4. They have an innate understanding of remote communication and its platforms.
Not only can third culture kids interact in various languages and dialects, but they are also well-versed in contemporary communication techniques and platforms. With friends and relatives living across numerous continents, they are forced to use instant messenger and video call resources regularly in order to maintain contact while also reducing living costs. Modern communication tools such as Blackberry Messenger, Skype, and Viber play pivotal roles in driving global businesses and political movements, so those in positions of leadership must have knowledge of how to use them to their fullest potential.
5. They are well-suited to managing change.
No matter how or where you apply your leadership skills, one of the key requirements is that you are able to effectively manage change. This is something that comes naturally to third culture kids, who at some point in their infancy are forced to relocate and adapt to a new and entirely unfamiliar cultural environment. This creates a stronger and more robust mental focus, which enables individuals to cope better with change and empower others to do the same. As leaders, this demographic is able to empathise with the negative impacts of change and manage these in a way that helps those who are struggling.
6. They are constantly seeking knowledge and understanding.
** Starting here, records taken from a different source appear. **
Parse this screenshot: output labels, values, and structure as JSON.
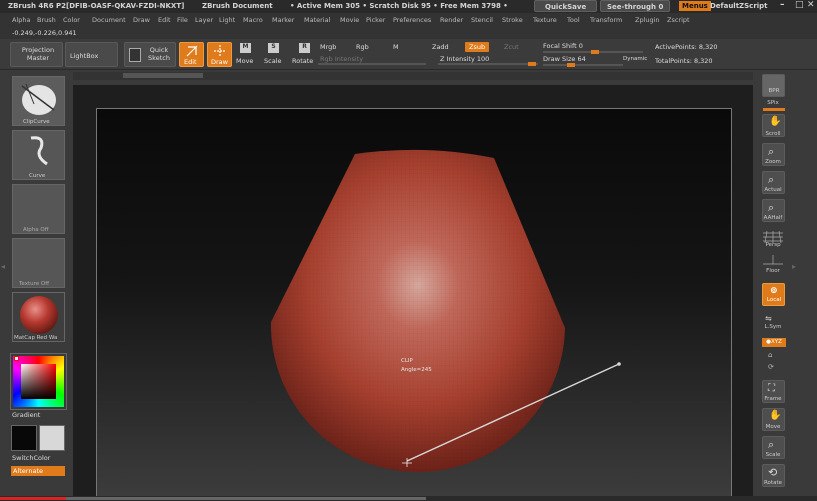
{
  "title_bar": {
    "app": "ZBrush 4R6 P2[DFIB-OASF-QKAV-FZDI-NKXT]",
    "document": "ZBrush Document",
    "mem": "• Active Mem 305 • Scratch Disk 95 • Free Mem 3798 •",
    "quicksave": "QuickSave",
    "see_through": "See-through 0",
    "menus": "Menus",
    "script": "DefaultZScript"
  },
  "menu_items": [
    "Alpha",
    "Brush",
    "Color",
    "Document",
    "Draw",
    "Edit",
    "File",
    "Layer",
    "Light",
    "Macro",
    "Marker",
    "Material",
    "Movie",
    "Picker",
    "Preferences",
    "Render",
    "Stencil",
    "Stroke",
    "Texture",
    "Tool",
    "Transform",
    "Zplugin",
    "Zscript"
  ],
  "coords": "-0.249,-0.226,0.941",
  "top_shelf": {
    "projection_master": "Projection Master",
    "lightbox": "LightBox",
    "quick_sketch": "Quick Sketch",
    "edit": "Edit",
    "draw": "Draw",
    "move": "Move",
    "scale": "Scale",
    "rotate": "Rotate",
    "mrgb": "Mrgb",
    "rgb": "Rgb",
    "m": "M",
    "zadd": "Zadd",
    "zsub": "Zsub",
    "zcut": "Zcut",
    "rgb_intensity": "Rgb Intensity",
    "z_intensity": "Z Intensity 100",
    "focal_shift": "Focal Shift 0",
    "draw_size": "Draw Size 64",
    "dynamic": "Dynamic",
    "active_points": "ActivePoints: 8,320",
    "total_points": "TotalPoints: 8,320"
  },
  "left_shelf": {
    "brush": "ClipCurve",
    "stroke": "Curve",
    "alpha": "Alpha Off",
    "texture": "Texture Off",
    "material": "MatCap Red Wa",
    "gradient": "Gradient",
    "switch_color": "SwitchColor",
    "alternate": "Alternate"
  },
  "right_shelf": {
    "bpr": "BPR",
    "spix": "SPix",
    "scroll": "Scroll",
    "zoom": "Zoom",
    "actual": "Actual",
    "aahalf": "AAHalf",
    "persp": "Persp",
    "floor": "Floor",
    "local": "Local",
    "lsym": "L.Sym",
    "xyz": "●XYZ",
    "frame": "Frame",
    "move": "Move",
    "scale": "Scale",
    "rotate": "Rotate"
  },
  "canvas": {
    "clip_label": "CLIP",
    "angle_label": "Angle=245"
  },
  "colors": {
    "accent": "#e07b1c",
    "mesh": "#b04a34"
  }
}
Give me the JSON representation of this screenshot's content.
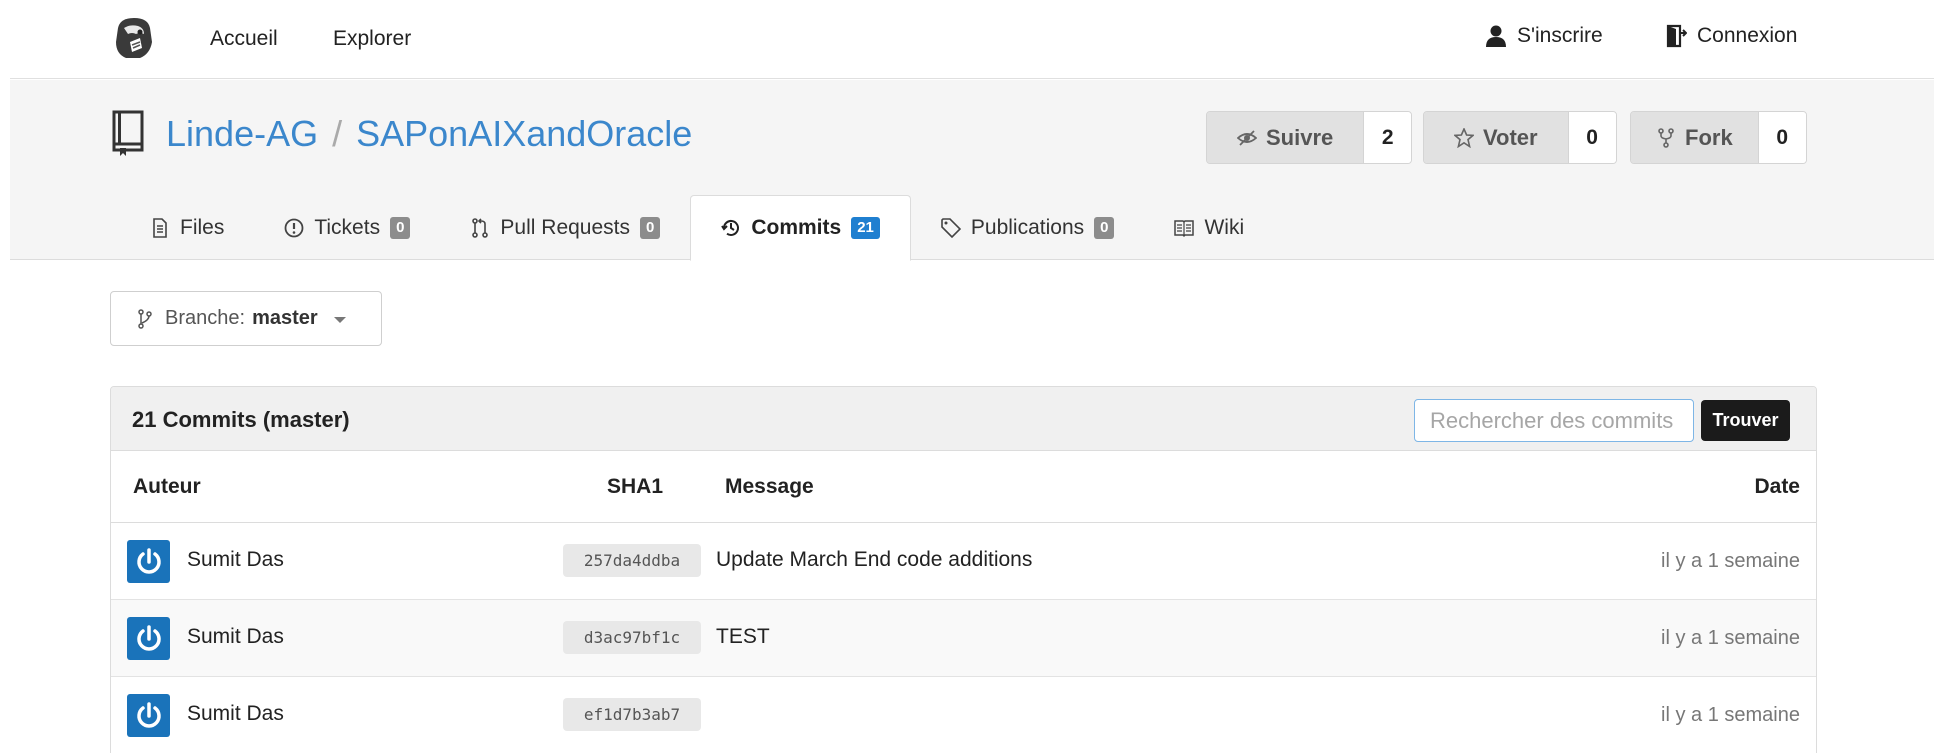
{
  "nav": {
    "home": "Accueil",
    "explore": "Explorer",
    "register": "S'inscrire",
    "login": "Connexion"
  },
  "repo": {
    "owner": "Linde-AG",
    "separator": "/",
    "name": "SAPonAIXandOracle",
    "watch_label": "Suivre",
    "watch_count": "2",
    "star_label": "Voter",
    "star_count": "0",
    "fork_label": "Fork",
    "fork_count": "0"
  },
  "tabs": [
    {
      "label": "Files",
      "badge": ""
    },
    {
      "label": "Tickets",
      "badge": "0"
    },
    {
      "label": "Pull Requests",
      "badge": "0"
    },
    {
      "label": "Commits",
      "badge": "21"
    },
    {
      "label": "Publications",
      "badge": "0"
    },
    {
      "label": "Wiki",
      "badge": ""
    }
  ],
  "branch": {
    "prefix": "Branche:",
    "name": "master"
  },
  "commits": {
    "title": "21 Commits (master)",
    "search_placeholder": "Rechercher des commits",
    "find_label": "Trouver",
    "columns": {
      "author": "Auteur",
      "sha": "SHA1",
      "message": "Message",
      "date": "Date"
    },
    "rows": [
      {
        "author": "Sumit Das",
        "sha": "257da4ddba",
        "message": "Update March End code additions",
        "date": "il y a 1 semaine"
      },
      {
        "author": "Sumit Das",
        "sha": "d3ac97bf1c",
        "message": "TEST",
        "date": "il y a 1 semaine"
      },
      {
        "author": "Sumit Das",
        "sha": "ef1d7b3ab7",
        "message": "",
        "date": "il y a 1 semaine"
      }
    ]
  },
  "colors": {
    "link": "#3b87cc",
    "avatar": "#1a73ba",
    "commits_badge": "#1f7fd0"
  }
}
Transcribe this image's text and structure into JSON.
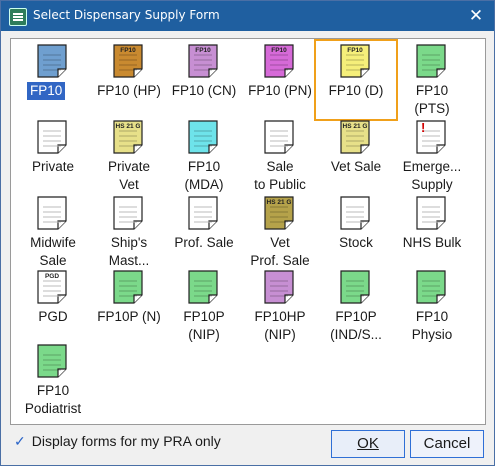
{
  "window": {
    "title": "Select Dispensary Supply Form"
  },
  "forms": [
    {
      "label": "FP10",
      "badge": "",
      "color": "#6f9fcf",
      "selected": true
    },
    {
      "label": "FP10 (HP)",
      "badge": "FP10",
      "color": "#c98a30"
    },
    {
      "label": "FP10 (CN)",
      "badge": "FP10",
      "color": "#c78fd3"
    },
    {
      "label": "FP10 (PN)",
      "badge": "FP10",
      "color": "#d66ad8"
    },
    {
      "label": "FP10 (D)",
      "badge": "FP10",
      "color": "#f5ef7a",
      "highlighted": true
    },
    {
      "label": "FP10 (PTS)",
      "badge": "",
      "color": "#7bd98a"
    },
    {
      "label": "Private",
      "badge": "",
      "color": "#ffffff"
    },
    {
      "label": "Private Vet",
      "badge": "HS 21 G",
      "color": "#e7e089"
    },
    {
      "label": "FP10 (MDA)",
      "badge": "",
      "color": "#6ee3ea"
    },
    {
      "label": "Sale to Public",
      "badge": "",
      "color": "#ffffff"
    },
    {
      "label": "Vet Sale",
      "badge": "HS 21 G",
      "color": "#e7e089"
    },
    {
      "label": "Emerge... Supply",
      "badge": "!",
      "color": "#ffffff"
    },
    {
      "label": "Midwife Sale",
      "badge": "",
      "color": "#ffffff"
    },
    {
      "label": "Ship's Mast...",
      "badge": "",
      "color": "#ffffff"
    },
    {
      "label": "Prof. Sale",
      "badge": "",
      "color": "#ffffff"
    },
    {
      "label": "Vet Prof. Sale",
      "badge": "HS 21 G",
      "color": "#b5a24a"
    },
    {
      "label": "Stock",
      "badge": "",
      "color": "#ffffff"
    },
    {
      "label": "NHS Bulk",
      "badge": "",
      "color": "#ffffff"
    },
    {
      "label": "PGD",
      "badge": "PGD",
      "color": "#ffffff"
    },
    {
      "label": "FP10P (N)",
      "badge": "",
      "color": "#7bd98a"
    },
    {
      "label": "FP10P (NIP)",
      "badge": "",
      "color": "#7bd98a"
    },
    {
      "label": "FP10HP (NIP)",
      "badge": "",
      "color": "#c78fd3"
    },
    {
      "label": "FP10P (IND/S...",
      "badge": "",
      "color": "#7bd98a"
    },
    {
      "label": "FP10 Physio",
      "badge": "",
      "color": "#7bd98a"
    },
    {
      "label": "FP10 Podiatrist",
      "badge": "",
      "color": "#7bd98a"
    }
  ],
  "footer": {
    "checkbox_label": "Display forms for my PRA only",
    "checked": true,
    "ok_label": "OK",
    "cancel_label": "Cancel"
  }
}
In some respects, third culture kids are rootless. This is not necessarily a negative thing, however, as the lack of a fixed cultural identity tends to encourage curiosity and empowers individuals to seek out their own sense of belonging. As a result of this, third culture children are constantly seeking out knowledge and understanding, as they look to carve their own unique place in the world. This translates well into leadership, where those with the responsibility for others must embark on a path of relentless self-improvement and constant learning.
7. They have enhanced time management skills.
As a general rule, the relationship dynamics associated with third culture kids tends to evolve considerably throughout childhood. Not only are they likely to leave family behind in their parents’ homeland, for example, but they may also separate from close friends who have had a keen influence on their lives. They may even decide to return to their parent’s country of birth at some point during their childhood, which completes the cycle and leaves both friends and family members scattered around the world. Maintaining these relationships alongside factors such as education, work, and time zone variations can be challenging, although the experience leaves third culture kids with the type of improved time management and organisation skills that are central to good leadership.
8. They are likely to have grown up with a strong business background.
Children born to powerful parents in the worlds of business and commerce are among the most likely to become third culture kids. An estimated 63% of this demographic have also lived overseas for a period of 10 years or more, while the majority have also resided in more than two nations. As a result of this, third culture children grow up with an in-depth understanding of business and its demands, making them ideally equipped to evolve into a wide diversity of leadership roles during adulthood.
Featured photo credit: Skeeze – Pixabay via pixabay.com